Within it, hierarchical relations within and between clans, villages, and nations, are observed and reinforced through the distribution of wealth, dance performances, and other ceremonies. Status of families are raised by those who do not have the most resources, but distribute the resources. The host demonstrates their wealth and prominence through giving away the resources gathered for the event, which in turn prominent participants reciprocate when they hold their own potlatches.
Before the arrival of the Europeans, gifts included storable food (oolichan [candle fish] oil or dried food), canoes, and slaves among the very wealthy, but otherwise not income-generating assets such as resource rights. The influx of manufactured trade goods such as blankets and sheet copper into the Pacific Northwest caused inflation in the potlatch in the late eighteenth and earlier nineteenth centuries. Some groups, such as the Kwakwaka'wakw, used the potlatch as an arena in which highly competitive contests of status took place. In rare cases, goods were actually destroyed after being received. The catastrophic mortalities due to introduced diseases laid many inherited ranks vacant or open to remote or dubious claim—providing they could be validated—with a suitable potlatch.

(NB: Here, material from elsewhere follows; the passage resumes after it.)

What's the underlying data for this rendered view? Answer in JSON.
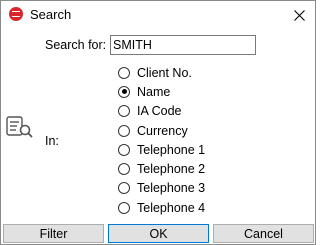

Sponsors of a potlatch give away many useful items such as food, blankets, worked ornamental mediums of exchange called "coppers", and many other various items. In return, they earned prestige. To give a potlatch enhanced one’s reputation and validated social rank, the rank and requisite potlatch being proportional, both for the host and for the recipients by the gifts exchanged. Prestige increased with the lavishness of the potlatch, the value of the goods given away in it.
the Potlatch Feast.